When I was on New West Records, it was very much results oriented. We needed to get this done, for this amount of money, and we had to fit these criteria. And when I started doing records independently, there was no money—it was very results oriented because the clock’s ticking. So it was a little scary this time to go in and it’s just, “Yeah, you can do whatever you want.” That song “Bobby Dunbar”? I had read this story in an Old Farmer’s Almanac about this boy who was lost about a century ago in Louisiana, and then there was this identity mix-up when he was supposedly found, and the story haunted me. I kept thinking about it, and I went into the studio one day, sat down at the piano, and it just started coming together. The piano wasn’t even located in the cutting room—it was out in the lounge. One of the windows was open, so you could hear birds and kids playing outside, which sounded stark and weird. We pushed the piano out onto the patio and recorded there, and that’s why you hear cars going by and birds. When you’re paying a hundred dollars an hour for the studio, are you gonna roll a piano out on the patio and record? No. 

Talk to me about the song “Codeine/Codine.”
It’s no secret that I’ve struggled with drugs and alcohol my whole life, and I’ve had the blessing of coming out the other side. The easy count would be I’ve lost at least eight friends to drugs and alcohol. The people who get caught in that—it’s a lonely business. 

Does it haunt you still?
You know what haunts me? The damage that I did to others. That’s the part that I get to reconcile now by living a different life.

The first song on the album is called “Unafraid.” You had your ass kicked a lot of different ways over the years. Is that the end result—are you fearless now?
It’s like I’ve seen the worst, and what’s left for me to be afraid of? Physical pain? No. Defeat? No. Loss? No. I feel strong and humble, you know? Humbled by life and made strong by all my experiences. That song is my mission statement right now.

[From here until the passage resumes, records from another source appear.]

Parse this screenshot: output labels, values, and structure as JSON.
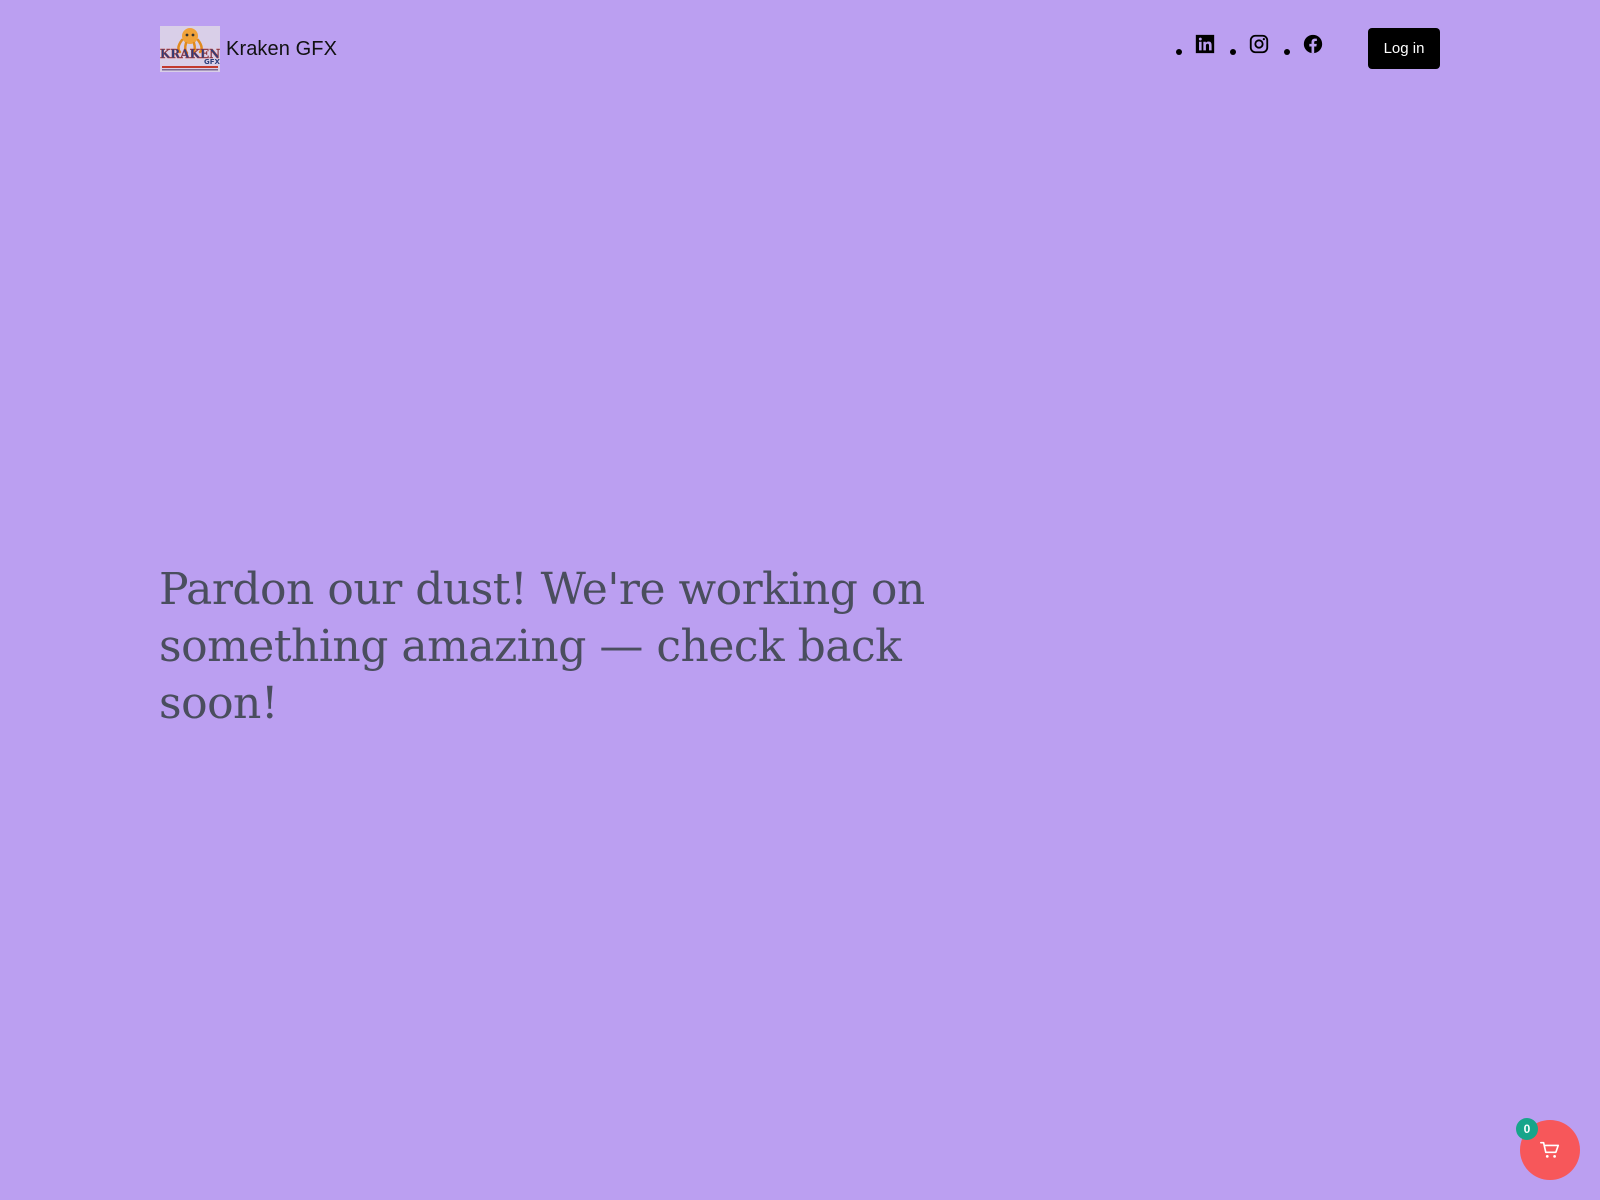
{
  "site": {
    "name": "Kraken GFX",
    "logo_alt": "Kraken GFX logo"
  },
  "header": {
    "social_links": [
      {
        "icon": "linkedin-icon"
      },
      {
        "icon": "instagram-icon"
      },
      {
        "icon": "facebook-icon"
      }
    ],
    "login_label": "Log in"
  },
  "main": {
    "headline": "Pardon our dust! We're working on something amazing — check back soon!"
  },
  "cart": {
    "icon": "cart-icon",
    "count": "0"
  },
  "colors": {
    "background": "#bb9ff1",
    "headline_text": "#4a4e5e",
    "button": "#000000",
    "cart_button": "#f7575a",
    "cart_badge": "#17a58a"
  }
}
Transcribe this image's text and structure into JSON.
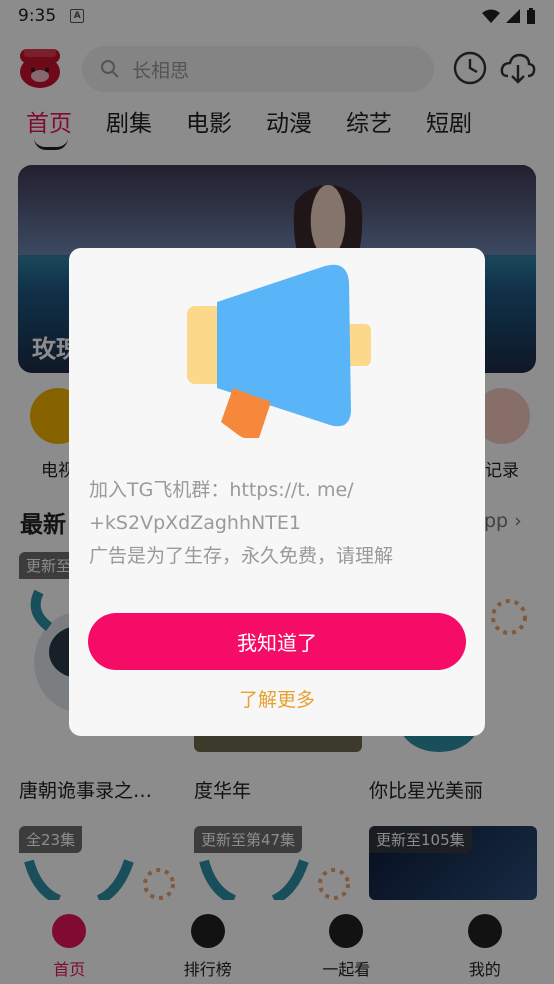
{
  "status_bar": {
    "time": "9:35",
    "a_icon": "A"
  },
  "search": {
    "placeholder": "长相思"
  },
  "tabs": [
    {
      "label": "首页"
    },
    {
      "label": "剧集"
    },
    {
      "label": "电影"
    },
    {
      "label": "动漫"
    },
    {
      "label": "综艺"
    },
    {
      "label": "短剧"
    }
  ],
  "banner": {
    "title": "玫瑰"
  },
  "quick": [
    {
      "label": "电视"
    },
    {
      "label": "记录"
    }
  ],
  "section": {
    "title": "最新",
    "more": "pp"
  },
  "cards": [
    {
      "badge": "更新至",
      "name": "唐朝诡事录之…"
    },
    {
      "badge": "",
      "name": "度华年"
    },
    {
      "badge": "",
      "name": "你比星光美丽"
    },
    {
      "badge": "全23集",
      "name": ""
    },
    {
      "badge": "更新至第47集",
      "name": ""
    },
    {
      "badge": "更新至105集",
      "name": ""
    }
  ],
  "bottom_nav": [
    {
      "label": "首页",
      "icon": "home-icon"
    },
    {
      "label": "排行榜",
      "icon": "ranking-icon"
    },
    {
      "label": "一起看",
      "icon": "watch-together-icon"
    },
    {
      "label": "我的",
      "icon": "profile-icon"
    }
  ],
  "dialog": {
    "message": "加入TG飞机群：https://t. me/ +kS2VpXdZaghhNTE1 广告是为了生存，永久免费，请理解",
    "line1": "加入TG飞机群：https://t. me/",
    "line2": "+kS2VpXdZaghhNTE1",
    "line3": "广告是为了生存，永久免费，请理解",
    "ok_label": "我知道了",
    "more_label": "了解更多"
  },
  "colors": {
    "accent": "#e8155c",
    "button": "#f50c66",
    "link": "#e8a031"
  }
}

Most of your songs aren’t just songs, they’re about your life.
I wish I was clever enough to invent characters that never existed doing things that never happened. But I’m not. The songs are how I work things out. I have nine albums, and you can track them, from the first one to this one—you can see me working out various issues. And that’s why I opened this record with “Unafraid”: I feel like I’m in a different place than I’ve ever been. I’m still burning, but it’s a contained burn. I feel in some weird way that at 53 I’m at the height of my powers.

You’re probably impervious to pain at this point.
At this point my nerves have finally given up. They’re like, “How would we know the difference?”